======== The data
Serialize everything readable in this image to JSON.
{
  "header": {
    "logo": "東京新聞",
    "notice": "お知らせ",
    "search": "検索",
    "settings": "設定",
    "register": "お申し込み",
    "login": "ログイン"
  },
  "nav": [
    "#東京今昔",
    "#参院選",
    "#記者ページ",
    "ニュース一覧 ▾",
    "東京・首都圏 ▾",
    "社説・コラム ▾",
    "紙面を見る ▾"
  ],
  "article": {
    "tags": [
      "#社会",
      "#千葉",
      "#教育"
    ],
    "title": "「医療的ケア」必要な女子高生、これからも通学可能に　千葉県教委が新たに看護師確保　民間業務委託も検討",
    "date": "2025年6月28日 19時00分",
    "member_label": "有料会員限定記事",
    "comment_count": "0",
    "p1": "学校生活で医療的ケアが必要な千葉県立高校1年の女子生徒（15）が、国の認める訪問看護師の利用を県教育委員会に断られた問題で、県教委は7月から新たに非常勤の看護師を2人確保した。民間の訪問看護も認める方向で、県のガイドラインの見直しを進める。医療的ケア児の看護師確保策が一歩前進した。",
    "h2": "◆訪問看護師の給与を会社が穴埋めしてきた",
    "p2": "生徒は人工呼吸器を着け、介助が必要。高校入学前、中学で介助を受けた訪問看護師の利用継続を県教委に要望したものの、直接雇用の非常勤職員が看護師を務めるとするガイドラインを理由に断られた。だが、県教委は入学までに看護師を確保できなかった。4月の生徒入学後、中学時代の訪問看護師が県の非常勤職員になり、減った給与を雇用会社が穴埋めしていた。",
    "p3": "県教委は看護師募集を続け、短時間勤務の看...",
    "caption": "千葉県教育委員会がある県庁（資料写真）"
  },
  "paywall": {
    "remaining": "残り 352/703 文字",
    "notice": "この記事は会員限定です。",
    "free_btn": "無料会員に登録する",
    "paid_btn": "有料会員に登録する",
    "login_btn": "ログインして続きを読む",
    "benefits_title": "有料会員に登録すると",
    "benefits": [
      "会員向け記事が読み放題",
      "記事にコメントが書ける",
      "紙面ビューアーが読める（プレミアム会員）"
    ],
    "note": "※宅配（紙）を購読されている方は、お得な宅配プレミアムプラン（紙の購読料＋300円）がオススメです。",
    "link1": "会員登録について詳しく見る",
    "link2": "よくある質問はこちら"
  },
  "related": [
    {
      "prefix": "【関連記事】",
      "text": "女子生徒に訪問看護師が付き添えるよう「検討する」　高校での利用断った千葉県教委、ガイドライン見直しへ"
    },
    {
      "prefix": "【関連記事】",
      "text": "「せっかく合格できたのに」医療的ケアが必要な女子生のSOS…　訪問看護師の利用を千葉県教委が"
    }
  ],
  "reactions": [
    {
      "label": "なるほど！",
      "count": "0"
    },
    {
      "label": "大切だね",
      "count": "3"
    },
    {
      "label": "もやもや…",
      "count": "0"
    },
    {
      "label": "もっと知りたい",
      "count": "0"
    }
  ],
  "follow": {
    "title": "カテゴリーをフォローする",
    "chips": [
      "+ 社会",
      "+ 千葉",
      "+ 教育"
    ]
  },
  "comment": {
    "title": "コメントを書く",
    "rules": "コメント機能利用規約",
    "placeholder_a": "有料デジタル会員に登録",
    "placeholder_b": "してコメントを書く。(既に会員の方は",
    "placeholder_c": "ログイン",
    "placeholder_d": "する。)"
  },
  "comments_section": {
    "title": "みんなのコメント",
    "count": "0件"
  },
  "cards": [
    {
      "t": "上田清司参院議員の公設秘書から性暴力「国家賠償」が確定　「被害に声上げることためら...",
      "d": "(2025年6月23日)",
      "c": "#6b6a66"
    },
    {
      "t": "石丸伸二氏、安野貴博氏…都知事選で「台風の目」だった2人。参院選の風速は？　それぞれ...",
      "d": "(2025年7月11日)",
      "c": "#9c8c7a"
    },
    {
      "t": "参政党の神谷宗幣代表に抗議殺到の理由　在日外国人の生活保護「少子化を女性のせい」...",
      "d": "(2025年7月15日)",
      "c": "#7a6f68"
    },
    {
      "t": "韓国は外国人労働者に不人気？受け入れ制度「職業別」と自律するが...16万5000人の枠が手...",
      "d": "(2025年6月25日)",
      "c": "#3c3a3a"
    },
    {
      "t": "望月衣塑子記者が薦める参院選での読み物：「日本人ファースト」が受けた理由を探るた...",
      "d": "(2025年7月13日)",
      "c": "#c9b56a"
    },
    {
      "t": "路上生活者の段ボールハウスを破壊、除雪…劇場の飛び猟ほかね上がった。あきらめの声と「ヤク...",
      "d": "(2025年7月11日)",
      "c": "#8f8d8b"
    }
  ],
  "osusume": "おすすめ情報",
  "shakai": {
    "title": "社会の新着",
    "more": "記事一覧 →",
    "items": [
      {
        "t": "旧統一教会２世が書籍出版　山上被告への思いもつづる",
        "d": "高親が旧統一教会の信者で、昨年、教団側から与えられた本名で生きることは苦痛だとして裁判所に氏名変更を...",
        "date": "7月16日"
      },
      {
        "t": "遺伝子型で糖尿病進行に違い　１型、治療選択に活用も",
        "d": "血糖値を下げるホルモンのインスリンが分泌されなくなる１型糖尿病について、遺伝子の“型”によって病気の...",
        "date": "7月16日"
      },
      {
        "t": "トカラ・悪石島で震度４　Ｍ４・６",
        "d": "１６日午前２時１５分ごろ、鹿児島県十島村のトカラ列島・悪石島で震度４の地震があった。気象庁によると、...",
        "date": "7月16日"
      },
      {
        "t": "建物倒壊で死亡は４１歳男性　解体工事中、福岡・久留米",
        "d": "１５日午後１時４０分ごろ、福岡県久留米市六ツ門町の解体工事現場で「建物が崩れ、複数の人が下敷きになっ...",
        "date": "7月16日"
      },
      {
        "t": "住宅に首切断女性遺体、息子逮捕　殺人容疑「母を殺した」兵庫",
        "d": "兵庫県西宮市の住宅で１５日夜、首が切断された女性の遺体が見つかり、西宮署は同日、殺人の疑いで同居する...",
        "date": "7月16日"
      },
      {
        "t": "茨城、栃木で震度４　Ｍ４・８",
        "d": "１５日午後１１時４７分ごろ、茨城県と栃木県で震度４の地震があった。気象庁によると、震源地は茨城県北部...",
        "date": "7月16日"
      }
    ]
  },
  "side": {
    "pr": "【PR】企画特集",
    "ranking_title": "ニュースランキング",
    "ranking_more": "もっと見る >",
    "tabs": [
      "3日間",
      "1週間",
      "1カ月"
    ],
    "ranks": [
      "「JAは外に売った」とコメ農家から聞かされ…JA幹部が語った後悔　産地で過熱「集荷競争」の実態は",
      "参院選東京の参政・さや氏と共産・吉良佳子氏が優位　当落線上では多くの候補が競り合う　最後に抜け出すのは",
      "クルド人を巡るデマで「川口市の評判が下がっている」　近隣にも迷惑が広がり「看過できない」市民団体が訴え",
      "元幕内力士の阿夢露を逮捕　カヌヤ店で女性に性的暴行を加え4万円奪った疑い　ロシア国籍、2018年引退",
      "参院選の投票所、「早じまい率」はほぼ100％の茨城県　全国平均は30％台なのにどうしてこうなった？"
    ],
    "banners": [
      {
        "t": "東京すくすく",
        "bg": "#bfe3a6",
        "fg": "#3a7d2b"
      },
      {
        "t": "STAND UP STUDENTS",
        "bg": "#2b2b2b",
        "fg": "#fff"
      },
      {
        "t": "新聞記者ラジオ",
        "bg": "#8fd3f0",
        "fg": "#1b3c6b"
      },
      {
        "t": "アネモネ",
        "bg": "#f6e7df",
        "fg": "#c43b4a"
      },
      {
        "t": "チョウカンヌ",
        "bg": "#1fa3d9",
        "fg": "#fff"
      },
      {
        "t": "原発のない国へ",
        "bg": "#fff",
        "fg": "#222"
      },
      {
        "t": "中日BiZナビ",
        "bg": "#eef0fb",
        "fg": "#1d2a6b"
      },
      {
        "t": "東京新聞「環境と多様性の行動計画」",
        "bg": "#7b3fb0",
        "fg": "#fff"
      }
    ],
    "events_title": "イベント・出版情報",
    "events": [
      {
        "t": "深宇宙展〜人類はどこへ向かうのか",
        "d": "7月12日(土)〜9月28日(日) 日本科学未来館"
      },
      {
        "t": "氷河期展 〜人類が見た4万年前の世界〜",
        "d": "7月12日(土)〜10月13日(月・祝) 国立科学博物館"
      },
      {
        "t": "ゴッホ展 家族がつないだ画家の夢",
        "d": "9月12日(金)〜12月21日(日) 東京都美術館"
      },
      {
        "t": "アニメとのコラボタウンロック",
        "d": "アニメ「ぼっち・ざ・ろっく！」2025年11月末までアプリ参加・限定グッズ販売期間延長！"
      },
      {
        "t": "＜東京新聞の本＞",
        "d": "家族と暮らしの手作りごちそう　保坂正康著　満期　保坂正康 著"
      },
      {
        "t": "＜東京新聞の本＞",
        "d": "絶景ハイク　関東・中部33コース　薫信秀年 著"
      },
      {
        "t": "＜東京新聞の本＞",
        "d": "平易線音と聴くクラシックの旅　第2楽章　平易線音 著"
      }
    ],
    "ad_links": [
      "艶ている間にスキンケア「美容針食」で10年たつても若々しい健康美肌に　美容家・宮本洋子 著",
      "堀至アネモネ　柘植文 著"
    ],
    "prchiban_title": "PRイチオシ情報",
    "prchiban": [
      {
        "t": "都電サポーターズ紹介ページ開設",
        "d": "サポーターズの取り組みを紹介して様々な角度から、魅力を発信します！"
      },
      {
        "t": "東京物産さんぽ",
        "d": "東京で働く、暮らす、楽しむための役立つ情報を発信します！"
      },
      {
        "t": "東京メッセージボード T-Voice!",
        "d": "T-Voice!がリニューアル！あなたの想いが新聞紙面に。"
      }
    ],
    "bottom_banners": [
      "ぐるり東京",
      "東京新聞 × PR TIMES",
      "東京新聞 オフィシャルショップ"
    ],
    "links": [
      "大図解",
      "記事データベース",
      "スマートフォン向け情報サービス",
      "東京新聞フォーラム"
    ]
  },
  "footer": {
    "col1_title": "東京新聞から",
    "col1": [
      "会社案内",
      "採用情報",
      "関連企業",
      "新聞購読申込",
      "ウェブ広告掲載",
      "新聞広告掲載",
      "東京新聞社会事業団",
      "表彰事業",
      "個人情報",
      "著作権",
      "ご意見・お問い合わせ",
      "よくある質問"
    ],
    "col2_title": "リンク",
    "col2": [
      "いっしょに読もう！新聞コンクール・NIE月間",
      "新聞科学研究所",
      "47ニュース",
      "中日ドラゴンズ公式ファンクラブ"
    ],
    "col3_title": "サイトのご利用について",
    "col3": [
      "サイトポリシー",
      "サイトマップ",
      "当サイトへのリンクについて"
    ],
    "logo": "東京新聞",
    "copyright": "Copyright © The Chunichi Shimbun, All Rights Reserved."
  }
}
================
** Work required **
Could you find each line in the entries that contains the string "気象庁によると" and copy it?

** Exercise solution **
        "d": "１６日午前２時１５分ごろ、鹿児島県十島村のトカラ列島・悪石島で震度４の地震があった。気象庁によると、...",
        "d": "１５日午後１１時４７分ごろ、茨城県と栃木県で震度４の地震があった。気象庁によると、震源地は茨城県北部...",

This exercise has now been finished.